The problem of continuous inverse optimal control (over finite time horizon) is to learn the unknown cost function over the sequence of continuous control variables from expert demonstrations. In this article, we study this fundamental problem in the framework of energybased model, where the observed expert trajectories are assumed to be random samples from a probability density function defined as the exponential of the negative cost function up to a normalizing constant. The parameters of the cost function are learned by maximum likelihood via an “analysis by synthesis” scheme, which iterates (1) synthesis step: sample the synthesized trajectories from the current probability density using the Langevin dynamics via backpropagation through time, and (2) analysis step: update the model parameters based on the statistical difference between the synthesized trajectories and the observed trajectories. Given the fact that an efficient optimization algorithm is usually available for an optimal control problem, we also consider a convenient approximation of the above learning method, where we replace the sampling in the synthesis step by optimization. Moreover, to make the sampling or optimization more efficient, we propose to train the energybased model simultaneously with a topdown trajectory generator via cooperative learning, where the trajectory generator ismore »

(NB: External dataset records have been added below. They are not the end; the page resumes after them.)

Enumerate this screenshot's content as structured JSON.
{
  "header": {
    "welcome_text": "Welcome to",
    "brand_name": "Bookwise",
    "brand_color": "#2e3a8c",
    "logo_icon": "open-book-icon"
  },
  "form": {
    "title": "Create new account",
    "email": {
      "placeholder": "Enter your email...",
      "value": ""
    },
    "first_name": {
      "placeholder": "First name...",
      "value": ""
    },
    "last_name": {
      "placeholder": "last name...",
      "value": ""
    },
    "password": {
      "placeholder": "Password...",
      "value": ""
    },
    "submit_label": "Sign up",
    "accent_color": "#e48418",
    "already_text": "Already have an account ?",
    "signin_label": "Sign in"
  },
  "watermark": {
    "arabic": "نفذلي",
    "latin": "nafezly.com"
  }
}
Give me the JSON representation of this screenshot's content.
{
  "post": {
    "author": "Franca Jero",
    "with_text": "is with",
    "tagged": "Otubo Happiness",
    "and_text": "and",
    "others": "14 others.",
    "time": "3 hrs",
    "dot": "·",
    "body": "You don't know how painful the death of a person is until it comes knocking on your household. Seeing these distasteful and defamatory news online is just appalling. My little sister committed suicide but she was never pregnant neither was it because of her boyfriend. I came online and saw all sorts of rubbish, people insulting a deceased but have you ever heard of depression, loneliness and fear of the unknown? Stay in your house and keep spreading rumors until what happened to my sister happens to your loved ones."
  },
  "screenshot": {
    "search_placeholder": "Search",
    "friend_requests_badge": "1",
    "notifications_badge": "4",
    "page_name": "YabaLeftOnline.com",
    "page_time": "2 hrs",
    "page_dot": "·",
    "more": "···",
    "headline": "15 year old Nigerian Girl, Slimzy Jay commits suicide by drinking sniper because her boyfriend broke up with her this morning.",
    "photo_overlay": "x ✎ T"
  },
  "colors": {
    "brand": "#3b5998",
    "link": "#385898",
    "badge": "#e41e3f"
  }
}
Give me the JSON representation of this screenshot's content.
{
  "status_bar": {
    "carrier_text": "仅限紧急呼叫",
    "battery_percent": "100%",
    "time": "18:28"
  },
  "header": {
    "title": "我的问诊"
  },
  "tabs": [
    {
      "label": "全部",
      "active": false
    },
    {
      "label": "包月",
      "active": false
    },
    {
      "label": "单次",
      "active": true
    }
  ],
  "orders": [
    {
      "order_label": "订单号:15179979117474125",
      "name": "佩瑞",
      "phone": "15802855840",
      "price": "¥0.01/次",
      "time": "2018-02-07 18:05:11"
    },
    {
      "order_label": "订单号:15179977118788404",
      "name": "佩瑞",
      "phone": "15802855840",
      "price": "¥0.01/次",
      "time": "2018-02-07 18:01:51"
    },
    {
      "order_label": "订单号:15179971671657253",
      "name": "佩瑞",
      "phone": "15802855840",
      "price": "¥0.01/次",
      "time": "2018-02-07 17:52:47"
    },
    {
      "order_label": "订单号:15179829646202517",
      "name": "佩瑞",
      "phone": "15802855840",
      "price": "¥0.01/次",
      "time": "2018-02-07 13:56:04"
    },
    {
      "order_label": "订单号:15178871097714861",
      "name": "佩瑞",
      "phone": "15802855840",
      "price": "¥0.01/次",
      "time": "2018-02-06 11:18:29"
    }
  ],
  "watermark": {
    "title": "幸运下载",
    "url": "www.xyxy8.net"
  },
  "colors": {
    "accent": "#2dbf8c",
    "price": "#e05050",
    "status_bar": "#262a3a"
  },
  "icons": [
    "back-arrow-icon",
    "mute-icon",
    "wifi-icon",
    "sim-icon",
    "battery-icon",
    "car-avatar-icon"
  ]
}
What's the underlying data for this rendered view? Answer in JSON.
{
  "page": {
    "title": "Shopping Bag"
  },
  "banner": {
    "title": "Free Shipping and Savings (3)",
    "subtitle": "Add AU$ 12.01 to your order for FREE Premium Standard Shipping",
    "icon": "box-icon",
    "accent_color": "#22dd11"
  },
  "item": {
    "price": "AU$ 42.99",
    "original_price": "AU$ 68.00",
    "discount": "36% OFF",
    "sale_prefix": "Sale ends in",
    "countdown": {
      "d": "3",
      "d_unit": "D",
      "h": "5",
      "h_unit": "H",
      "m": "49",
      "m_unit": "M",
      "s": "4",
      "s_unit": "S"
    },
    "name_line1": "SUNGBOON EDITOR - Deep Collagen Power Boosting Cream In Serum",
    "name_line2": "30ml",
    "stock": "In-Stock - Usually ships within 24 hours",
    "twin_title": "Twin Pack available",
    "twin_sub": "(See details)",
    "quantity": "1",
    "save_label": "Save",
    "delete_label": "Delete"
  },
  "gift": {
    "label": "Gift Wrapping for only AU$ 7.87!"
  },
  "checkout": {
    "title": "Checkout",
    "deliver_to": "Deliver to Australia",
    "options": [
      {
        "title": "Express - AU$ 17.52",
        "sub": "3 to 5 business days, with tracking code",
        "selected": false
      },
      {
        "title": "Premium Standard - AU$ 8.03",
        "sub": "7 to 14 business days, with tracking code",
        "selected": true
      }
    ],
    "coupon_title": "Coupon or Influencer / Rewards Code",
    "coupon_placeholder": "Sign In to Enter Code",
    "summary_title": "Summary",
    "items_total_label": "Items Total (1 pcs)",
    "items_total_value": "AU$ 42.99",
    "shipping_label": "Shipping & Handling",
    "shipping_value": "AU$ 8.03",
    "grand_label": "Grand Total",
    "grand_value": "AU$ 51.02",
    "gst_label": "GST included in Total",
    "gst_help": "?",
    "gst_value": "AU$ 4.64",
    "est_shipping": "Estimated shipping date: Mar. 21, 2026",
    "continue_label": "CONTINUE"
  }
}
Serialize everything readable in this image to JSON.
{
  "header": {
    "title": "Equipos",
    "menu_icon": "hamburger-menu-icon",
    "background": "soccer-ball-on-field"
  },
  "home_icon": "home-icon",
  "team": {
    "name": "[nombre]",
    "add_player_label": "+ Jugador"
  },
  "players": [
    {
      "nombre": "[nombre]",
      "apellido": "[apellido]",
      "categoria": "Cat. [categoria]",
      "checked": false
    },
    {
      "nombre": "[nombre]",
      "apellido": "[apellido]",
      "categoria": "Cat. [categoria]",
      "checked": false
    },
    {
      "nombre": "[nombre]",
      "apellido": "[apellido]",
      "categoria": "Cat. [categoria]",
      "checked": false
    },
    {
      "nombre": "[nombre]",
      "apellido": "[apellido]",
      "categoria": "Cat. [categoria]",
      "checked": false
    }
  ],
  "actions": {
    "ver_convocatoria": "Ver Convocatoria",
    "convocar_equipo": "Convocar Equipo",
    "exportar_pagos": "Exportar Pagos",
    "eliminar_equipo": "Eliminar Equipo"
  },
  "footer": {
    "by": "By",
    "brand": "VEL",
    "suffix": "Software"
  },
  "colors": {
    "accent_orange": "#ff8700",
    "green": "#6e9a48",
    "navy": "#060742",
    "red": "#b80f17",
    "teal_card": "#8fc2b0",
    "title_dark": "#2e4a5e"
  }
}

Human trajectory prediction is critical for autonomous platforms like selfdriving cars or social robots. We present a latent belief energybased model (LBEBM) for diverse human trajectory forecast. LBEBM is a probabilistic model with cost function defined in the latent space to account for the movement history and social context. The low dimensionality of the latent space and the high expressivity of the EBM make it easy for the model to capture the multimodality of pedestrian trajectory distributions. LBEBM is learned from expert demonstrations (i.e., human trajectories) projected into the latent space. Sampling from or optimizing the learned LBEBM yields a belief vector which is used to make a path plan, which then in turn helps to predict a longrange trajectory. The effectiveness of LBEBM and the twostep approach are supported by strong empirical results. Our model is able to make accurate, multimodal, and social compliant trajectory predictions and improves over prior stateofthearts performance on the Stanford Drone trajectory prediction benchmark by 10:9% and on the ETHUCY benchmark by 27:6%.

We combine equation of state of dense matter up to twice nuclear saturation density (nsat = 0.16 fm−3 ) obtained using chiral effective field theory (χEFT), and recent observations of neutron stars to gain insights about the highdensity matter encountered in their cores. A key element in our study is the recent Bayesian analysis of correlated EFT truncation errors based on orderbyorder calculations up to nexttonexttonexttoleading order in the χEFT expansion. We refine the bounds on the maximum mass imposed by causality at high densities, and provide stringent limits on the maximum and minimum radii of ∼ 1.4 M and ∼ 2.0 M stars. Including χEFT predictions from nsat to 2 nsat reduces the permitted ranges of the radius of a 1.4 M star, R1.4, by ∼ 3.5 km. If observations indicate R1.4 < 11.2 km, our study implies that either the squared speed of sound c 2 s > 1/2 for densities above 2 nsat, or that χEFT breaks down below 2 nsat. We also comment on the nature of the secondary compact object in GW190814 with mass ' 2.6 M , and discuss the implications of massive neutron stars > 2.1 M (2.6 M ) in future radiomore »